Case Study OverviewLTE network needs not only good RSRP levels, but also high Signal to Interference plus Noise Ratio (SINR). If PCI is not planned well, it will cause high interruption of the Reference Signal (RS). This situation may then result in an effective lack of signal coverage. Physical Cell ID (PCI) is one of the most important cell’s identifier in the wireless network of LTE system. Therefore, PCI planning is one of the most important steps in LTE network planning and construction. To assign PCI correctly and efficiently will increase resource utilization and QoS of the LTE system for subscribers. Poor planning results in PCI conflicts or collisions which impact network performance.
PCIs, or Physical Cell Identifiers, in LTE networks provide a psuedo- unique value for identifying eNodeBs. The PCI value is created from two components – PSS and SSS. The PSS, Primary Synchronization Signal, has the value 0, 1, or 2. The SSS, Secondary Synchronization Signal, can have a value between 0 and 167. The PCI value is [(3x SSS)+(PSS)], resulting in a value between 0 and 503. With only these 504 values, PCIs are reused in the network and planning reuse, reuse strategy, options, etc is a study all unto itself.
Creating an initial PCI plan that eliminates conflicts and collisions is not an arduous task. Most planning tools provide features for this type of planning and allow users to consider different planning techniques or approaches. The problems arise with real networks, particularly those with active SON neighbor relation applications. Introduction of new cells, or changes from SON actualizations, can create conflicts. With continually evolving networks and neighbor relations, a full re-plan for each scenario or change is just not feasible. Problems may go undetected or perceived as a result of other changes, allowing PCI conflicts/collisions to remain unresolved. Knowing there is a potential problem and resolving it quickly require daily auditing of current configurations, both neighbor relations and PCIs.
The level of impact to performance varies greatly for PCI problems. Direct collisions, two neighbor cells with same PCI, are infrequent and typically caught at time of PCI implementation. Automatic Neighbor Relation (ANR) planning modules may address these types of issues and prevent neighbor relations from being added. Typically called blacklisting. However, even with OSS safeguards and SON ANR algorithms checking for these problems, they do occur. A more prevalent issue is PCI confusion – where a cell has 2 neighbor cells with the same PCI value. This impact handover performance as mobiles are ‘confused’ by the two PCI values and can only initiate handover to one of them. Where the selected cell is NOT the correct relation, performance impacts can range from poor quality to abnormal releases (drops). For some operators, engineering resources may be assigned full time to specifically monitor PCI configurations and plan changes. TTS Inc developed the PCI/RSI Audit and Adhoc planner functionality within the IMNOS platform to address these types of issues – providing speedy, accurate, and immediate results. This modules improves performance and adds engineering efficiency.

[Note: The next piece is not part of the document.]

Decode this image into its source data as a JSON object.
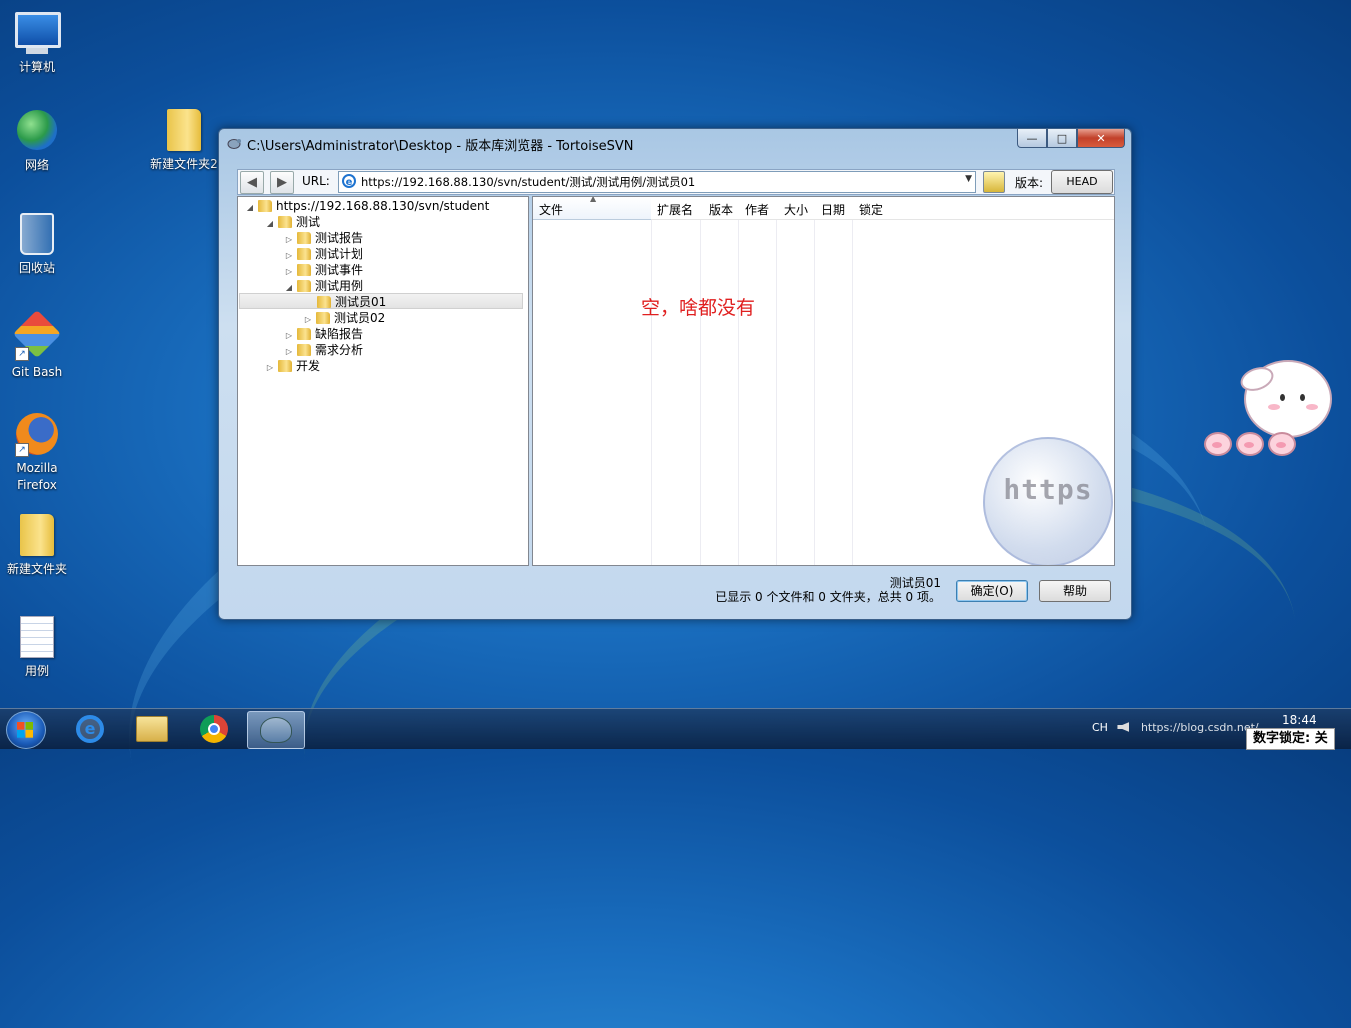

Figure 1: Audit Results Example
The first step to resolving any problem is knowing there is an issue to begin with. An automated daily audit, with data directly from the OSS configuration files, provides the clear picture of frequency and severity of problems. Mapping of confusions and collisions with weighting by neighbor interactions assists with prioritizing the resolutions. These may include simple neighbor definition clean-up or PCI changes.
Figure 2: Confusion Mapping Example
After identifying the problems, market engineers can utilize the Ad-hoc planning module to determine a new PCI plan for the problem cells. A market for this US-based LTE operator utilized the IMNOS (Integrated Mobile Network Optimization Software) modules – Audit and Ad-hoc Planner – to resolve PCI problems with their network. The severity of impact varies based on interaction with neighbors and overall traffic.
To isolate impact of changes to PCI, cells were changed on a one-by-one basis. The Ad-hoc planner was utilized to find new values for each problem cell. Changes were implemented over the course of a few days. On a per-cell basis the largest improvement was seen in RACH Setup Completion success rate. RACH Setup Completion jumped from 88% to nearly 100% with the implementation of a new, clean, PCI value.
Figure 3: RACH Performance Trend
The rapidly changing nature of wireless networks, through growth and SON-initiated modifications, creates a challenge for maintaining a clean PCI plan. Negative performance impacts from confusions and collisions can sneak into the network and remain unresolved without a regular audit and ad-hoc, quick re-plan of values. Even minor degradation of performance contribute to overall customer perception and keeping the network PCI plan clean ensures engineering resources are focused on higher level problems.